Here's the perfect job: spending someone else's money. And if you're an art lover, and get to spend their money on works of art, well, that just might be bliss.
While they didn't bring anything home, Los Angeles art adviser Sarah Jane Bruce and client Melissa Keller recently picked up quite a few ideas while browsing Art LA — a big international contemporary art fair with dozens of dealers displaying their wares.
Keller, an erstwhile Sports Illustrated swimsuit model, has been buying art for some years now.
"She has the collecting gene," Bruce says. "I [could] tell when I walked into her house."
Bruce made her house call just before the art fair — to get a sense of Keller's tastes, her interests, her ideas. Then, for this maiden voyage, Bruce chose a handful of artists and dealers for Keller to see. With degrees in art history from Emory and Columbia University, and experience at galleries in Atlanta and New York, Bruce knows a collector when she sees one.
"A real collector to me is someone who ... it's almost like an illness or a disease," Bruce says. "It gets inside of you, and you can't shake it. And it's obsessive, and it takes over your life. If you're a real collector, it's kind of all you can think about. And people usually have that gene, that collecting gene. If they weren't collecting art, they were collecting something else before that."
Since she moved to Los Angeles from New York, Keller has been collecting works by young California artists. She finds the West Coast art world more approachable — young, open, vibrant. She's looking for works that cost a few thousand dollars — by artists on their way up.
Once Keller decides to buy something, Bruce will get 10 percent of the sale price. She charges clients around $125 an hour to deliver and install a painting or sculpture. But on this day, the women are looking, not spending.
And some of what they see is quite ... odd — like a work that looks like a pencil sketch but turns out to be hair clippings. Or a small, stuffed creature with a skunk's head attached to the body of a fox.
Beyond the taxidermy and the body hair, Keller spots a big painting: mixed media — collage, pencil, silk screen in paled reds, blues and black.
"That's stunning," she says of the work, Big Raushole, by Austrian artist Tillman Kaiser.
"I love the colors of it," she says. "And it's so ... Trekkie or something. I just think it's really cool."
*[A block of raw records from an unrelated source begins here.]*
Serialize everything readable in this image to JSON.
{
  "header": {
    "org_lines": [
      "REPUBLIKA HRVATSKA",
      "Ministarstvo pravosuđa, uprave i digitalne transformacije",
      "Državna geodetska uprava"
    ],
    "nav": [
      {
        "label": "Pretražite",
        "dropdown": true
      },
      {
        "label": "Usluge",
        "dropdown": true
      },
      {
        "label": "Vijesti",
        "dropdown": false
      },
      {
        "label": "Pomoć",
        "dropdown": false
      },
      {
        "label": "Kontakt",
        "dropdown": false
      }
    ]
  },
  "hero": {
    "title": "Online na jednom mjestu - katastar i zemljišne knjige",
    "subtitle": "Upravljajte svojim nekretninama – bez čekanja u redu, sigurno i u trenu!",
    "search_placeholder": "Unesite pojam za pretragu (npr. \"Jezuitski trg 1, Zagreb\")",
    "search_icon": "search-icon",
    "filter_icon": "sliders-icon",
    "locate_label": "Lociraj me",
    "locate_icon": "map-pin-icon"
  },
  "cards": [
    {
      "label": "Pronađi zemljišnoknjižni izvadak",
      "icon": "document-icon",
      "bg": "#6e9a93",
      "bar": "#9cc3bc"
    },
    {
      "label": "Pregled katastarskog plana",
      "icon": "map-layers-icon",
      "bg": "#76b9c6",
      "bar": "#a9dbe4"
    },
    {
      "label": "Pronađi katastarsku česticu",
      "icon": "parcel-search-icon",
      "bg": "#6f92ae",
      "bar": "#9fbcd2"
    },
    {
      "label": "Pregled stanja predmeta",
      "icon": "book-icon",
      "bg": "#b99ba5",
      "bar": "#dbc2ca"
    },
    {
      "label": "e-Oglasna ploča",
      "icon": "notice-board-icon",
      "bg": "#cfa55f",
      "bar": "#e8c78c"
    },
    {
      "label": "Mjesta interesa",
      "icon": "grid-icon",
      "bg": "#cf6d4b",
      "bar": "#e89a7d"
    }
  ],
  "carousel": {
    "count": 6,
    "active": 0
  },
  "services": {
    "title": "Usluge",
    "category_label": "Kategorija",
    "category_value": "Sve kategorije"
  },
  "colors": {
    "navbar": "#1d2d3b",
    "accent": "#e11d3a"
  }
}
The $5,800 piece has already been sold, but the gallery, Honor Fraser of Los Angeles, will have a show of Kaiser's works in May. Bruce and Keller make notes and take business cards. It's the start of a beautiful relationship.